Tough Survival.

Abandoned nestBald Eagles are very prolific in Unalaska.  After a long, soaking rain it is not unusual to see eagles on every light pole with wings outspread trying to dry out.  Even two and three to a pole.  During salmon season when the humans are fishing there are always eagles lined up on my mother’s roof, watching us fillet fish, and then with a flip of the head, watching for fish jumping in the bay.

It is unusual, though, to find two absolutely abandoned nests that were active only days ago.  This one, I can only speculate about.  This nest is located in a remote area, halfway up a cliff.  The other one, located on the cliffs near the senior center, has a story.  There was a witness.  One of the residents of the center told my husband that the pair of eagles were not actively on the nest when another eagle, with talons extended, came and snatched the baby eaglet out of the nest.  The parents took chase, the baby was dropped by the evading eagle, and the parents actually ended up trying to drown the offending eagle in the lake.  Of course the baby was dead.  The parent eagles sat on the grass over hanging the cliff for 2 or three days.  They have now completely abandoned the nest.

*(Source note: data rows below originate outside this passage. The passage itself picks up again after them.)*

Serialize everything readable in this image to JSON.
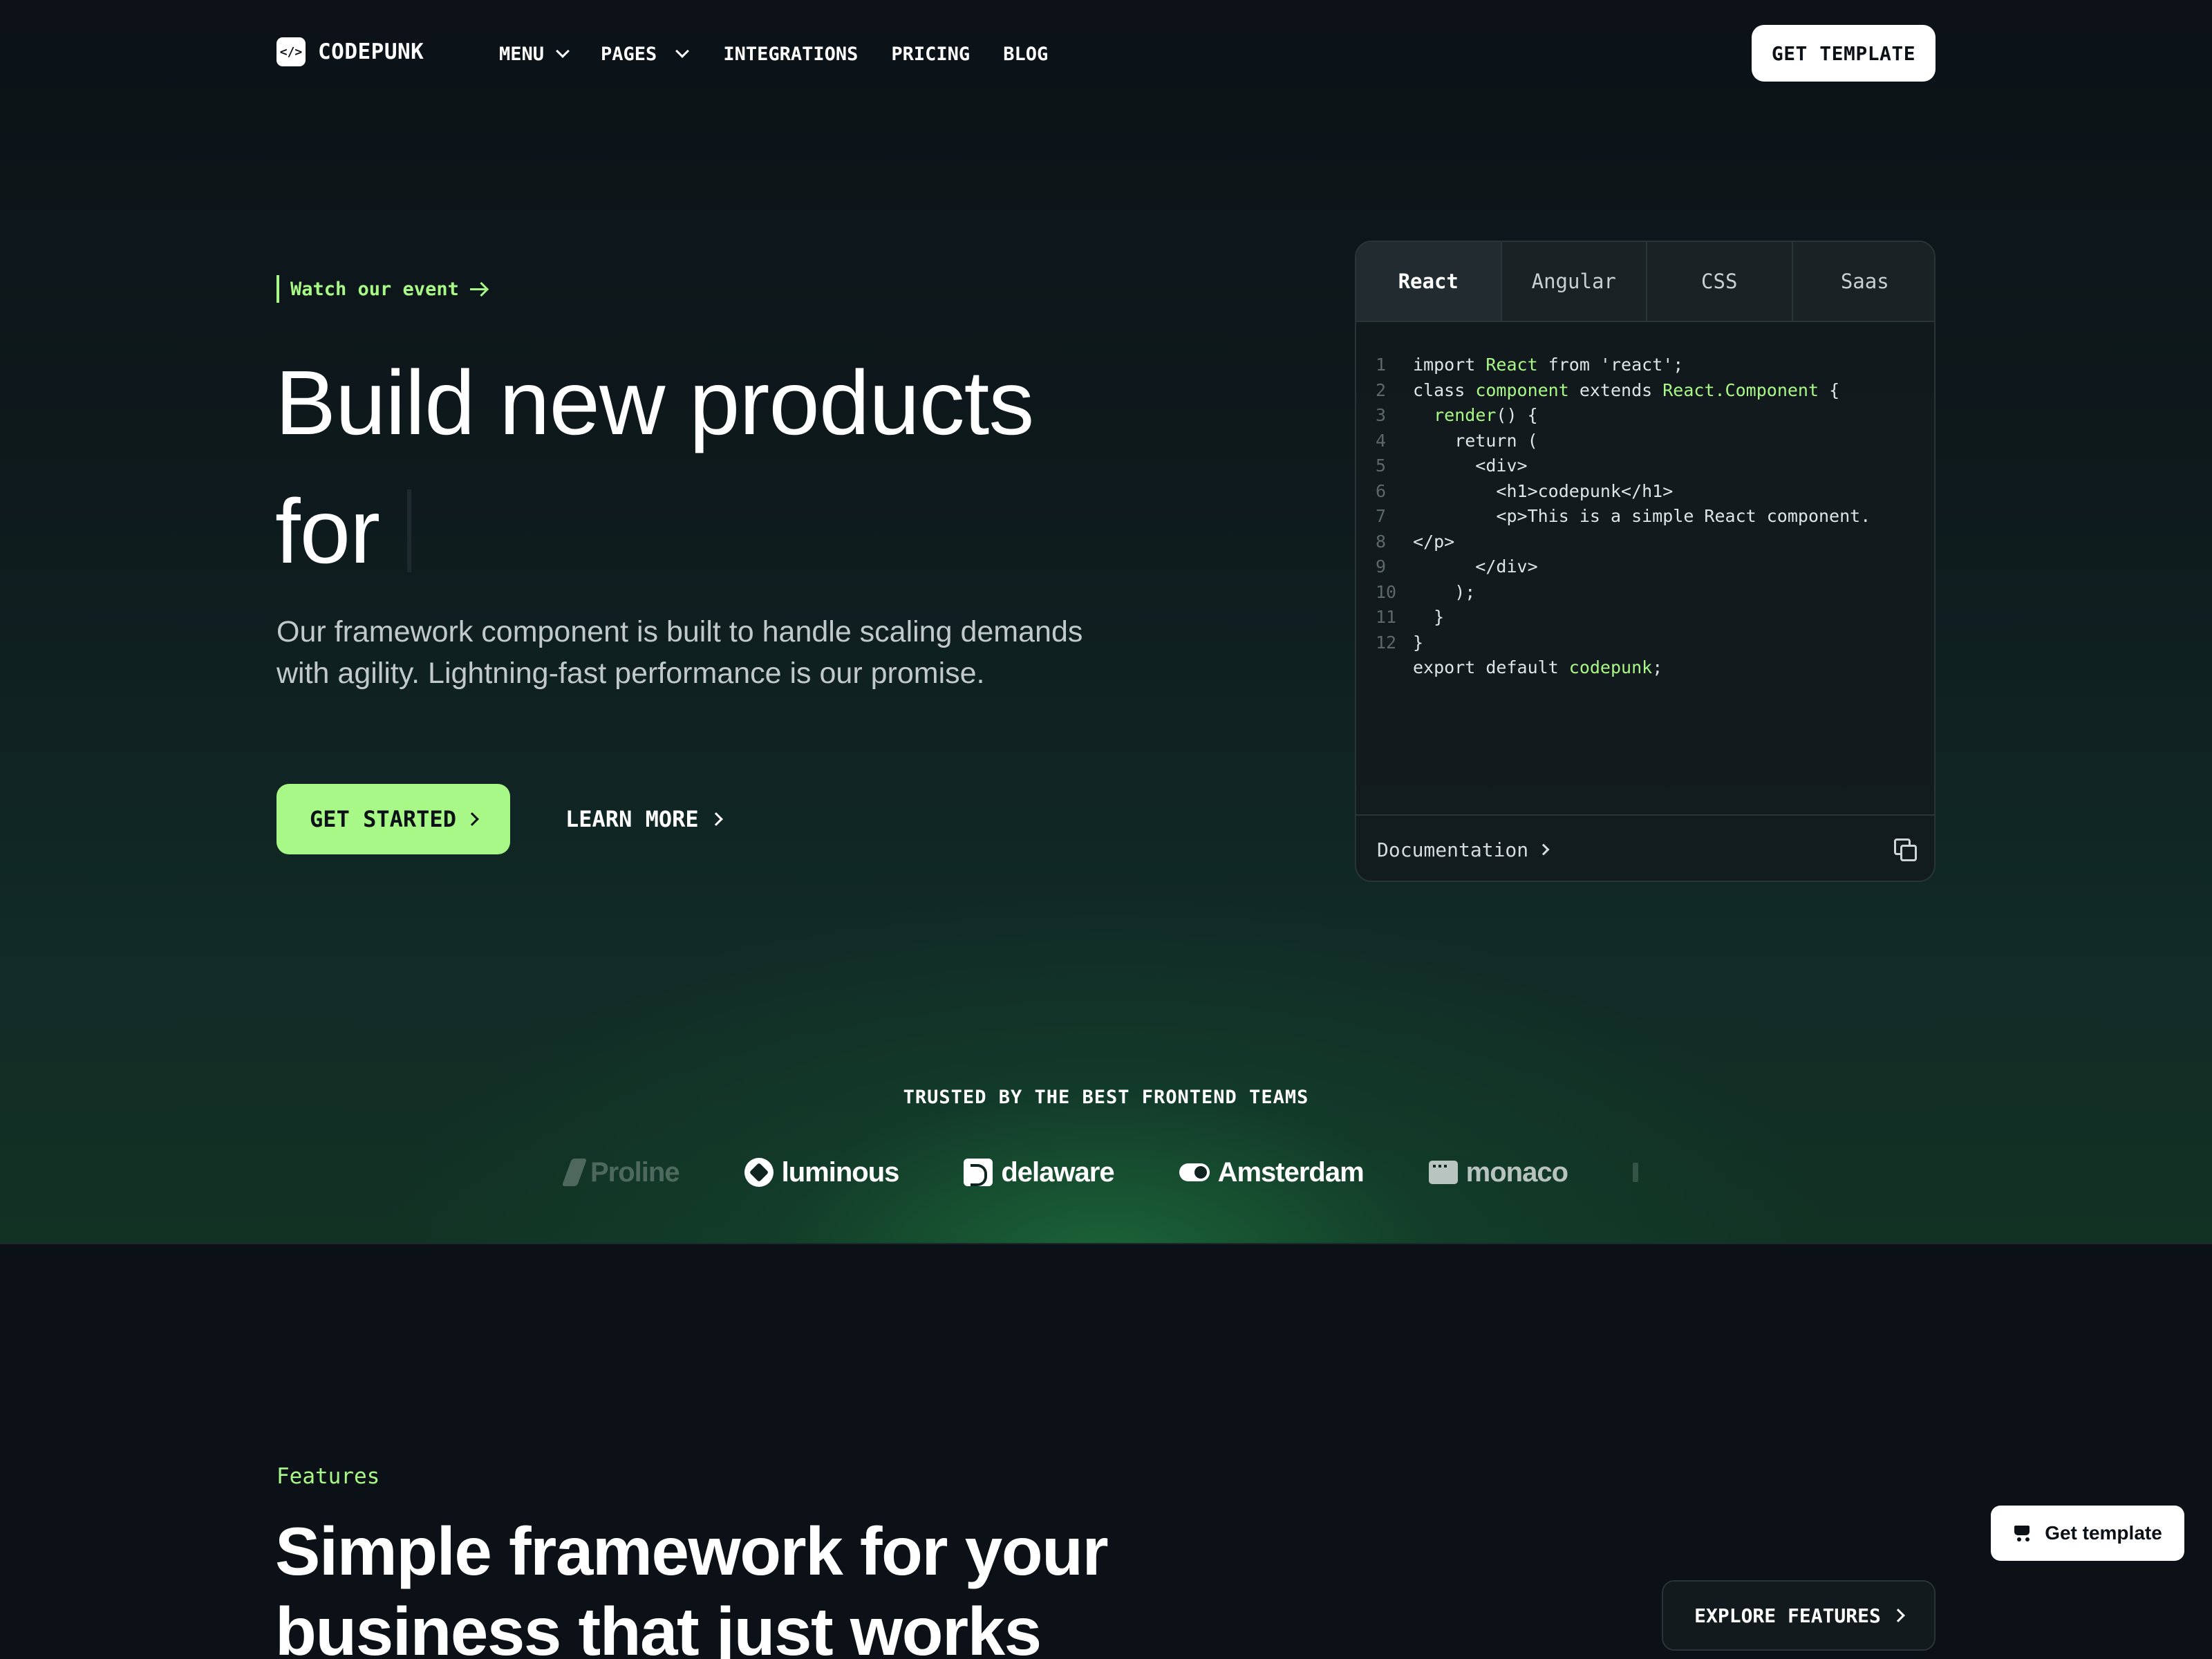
{
  "brand": {
    "name": "CODEPUNK",
    "mark": "</>"
  },
  "nav": {
    "items": [
      {
        "label": "MENU",
        "has_dropdown": true
      },
      {
        "label": "PAGES",
        "has_dropdown": true
      },
      {
        "label": "INTEGRATIONS",
        "has_dropdown": false
      },
      {
        "label": "PRICING",
        "has_dropdown": false
      },
      {
        "label": "BLOG",
        "has_dropdown": false
      }
    ],
    "cta": "GET TEMPLATE"
  },
  "hero": {
    "event_link": "Watch our event",
    "title_line1": "Build new products",
    "title_line2": "for",
    "subtitle": "Our framework component is built to handle scaling demands with agility. Lightning-fast performance is our promise.",
    "primary_cta": "GET STARTED",
    "secondary_cta": "LEARN MORE"
  },
  "code_card": {
    "tabs": [
      "React",
      "Angular",
      "CSS",
      "Saas"
    ],
    "active_tab": "React",
    "line_numbers": [
      "1",
      "2",
      "3",
      "4",
      "5",
      "6",
      "7",
      "8",
      "9",
      "10",
      "11",
      "12"
    ],
    "lines": [
      "import React from 'react';",
      "class component extends React.Component {",
      "  render() {",
      "    return (",
      "      <div>",
      "        <h1>codepunk</h1>",
      "        <p>This is a simple React component.",
      "</p>",
      "      </div>",
      "    );",
      "  }",
      "}",
      "export default codepunk;"
    ],
    "footer_link": "Documentation"
  },
  "trusted": {
    "title": "TRUSTED BY THE BEST FRONTEND TEAMS",
    "logos": [
      "Proline",
      "luminous",
      "delaware",
      "Amsterdam",
      "monaco"
    ]
  },
  "features": {
    "label": "Features",
    "title_line1": "Simple framework for your",
    "title_line2": "business that just works",
    "cta": "EXPLORE FEATURES"
  },
  "floating": {
    "label": "Get template"
  },
  "colors": {
    "accent": "#a8f888",
    "background": "#0b1116",
    "card_border": "#2a3538"
  }
}
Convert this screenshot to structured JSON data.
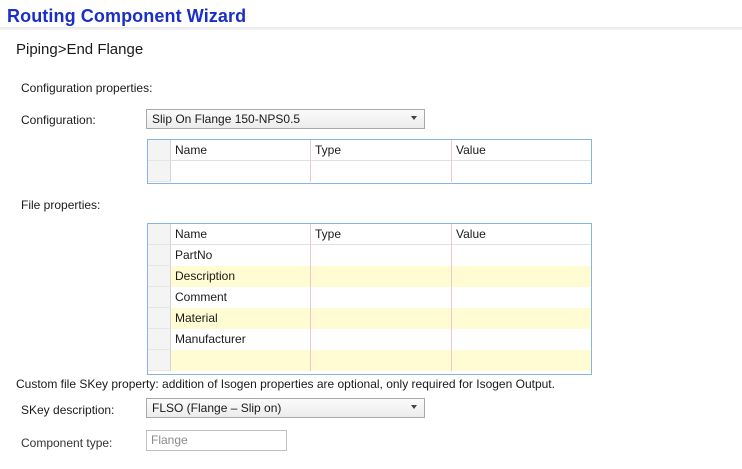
{
  "header": {
    "title": "Routing Component Wizard",
    "breadcrumb": "Piping>End Flange"
  },
  "configuration": {
    "section_label": "Configuration properties:",
    "label": "Configuration:",
    "selected": "Slip On Flange 150-NPS0.5",
    "grid_columns": [
      "Name",
      "Type",
      "Value"
    ],
    "rows": [
      {
        "name": "",
        "type": "",
        "value": ""
      }
    ]
  },
  "file_properties": {
    "section_label": "File properties:",
    "grid_columns": [
      "Name",
      "Type",
      "Value"
    ],
    "rows": [
      {
        "name": "PartNo",
        "type": "",
        "value": ""
      },
      {
        "name": "Description",
        "type": "",
        "value": ""
      },
      {
        "name": "Comment",
        "type": "",
        "value": ""
      },
      {
        "name": "Material",
        "type": "",
        "value": ""
      },
      {
        "name": "Manufacturer",
        "type": "",
        "value": ""
      },
      {
        "name": "",
        "type": "",
        "value": ""
      }
    ]
  },
  "skey": {
    "note": "Custom file SKey property:  addition of Isogen properties are optional, only required for Isogen Output.",
    "label": "SKey description:",
    "selected": "FLSO  (Flange – Slip on)"
  },
  "component_type": {
    "label": "Component type:",
    "value": "Flange"
  },
  "colors": {
    "title": "#1a2ec8",
    "grid_border": "#86b6e0",
    "highlight_row": "#fffbd2"
  }
}
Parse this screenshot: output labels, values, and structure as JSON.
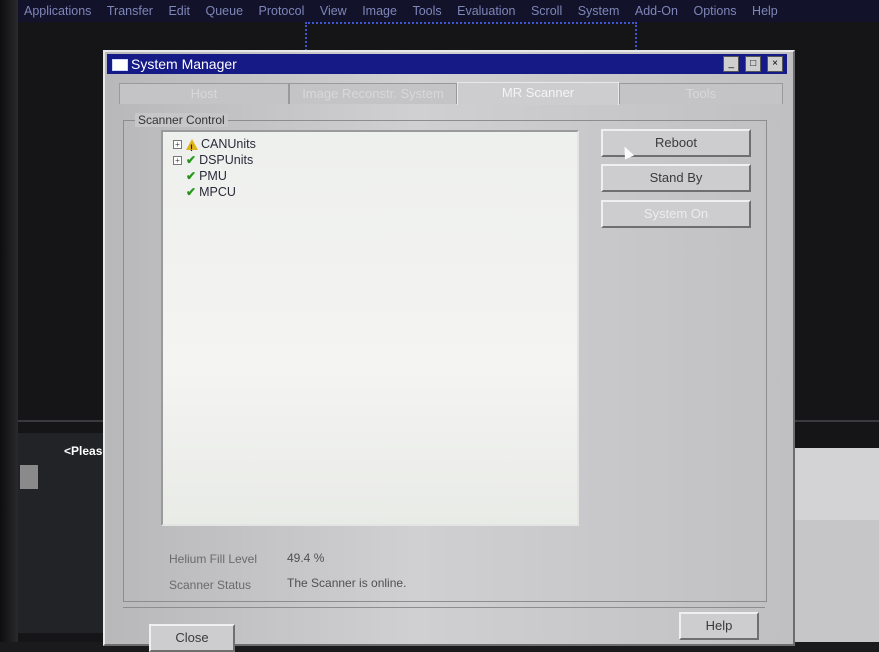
{
  "menubar": {
    "items": [
      "Applications",
      "Transfer",
      "Edit",
      "Queue",
      "Protocol",
      "View",
      "Image",
      "Tools",
      "Evaluation",
      "Scroll",
      "System",
      "Add-On",
      "Options",
      "Help"
    ]
  },
  "background": {
    "status_text": "<Please re"
  },
  "dialog": {
    "title": "System Manager",
    "window_buttons": [
      "_",
      "□",
      "×"
    ],
    "tabs": [
      {
        "label": "Host",
        "active": false
      },
      {
        "label": "Image Reconstr. System",
        "active": false
      },
      {
        "label": "MR Scanner",
        "active": true
      },
      {
        "label": "Tools",
        "active": false
      }
    ],
    "group_label": "Scanner Control",
    "tree": [
      {
        "label": "CANUnits",
        "status": "warning",
        "expandable": true
      },
      {
        "label": "DSPUnits",
        "status": "ok",
        "expandable": true
      },
      {
        "label": "PMU",
        "status": "ok",
        "expandable": false
      },
      {
        "label": "MPCU",
        "status": "ok",
        "expandable": false
      }
    ],
    "buttons": {
      "reboot": "Reboot",
      "standby": "Stand By",
      "system_on": "System On",
      "help": "Help",
      "close": "Close"
    },
    "status": {
      "helium_label": "Helium Fill Level",
      "helium_value": "49.4 %",
      "scanner_label": "Scanner Status",
      "scanner_value": "The Scanner is online."
    }
  },
  "colors": {
    "titlebar": "#161a86",
    "ok": "#26951c",
    "warning": "#e0b21c"
  }
}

Survival, even for birds of prey at the top of the food chain, is never a given.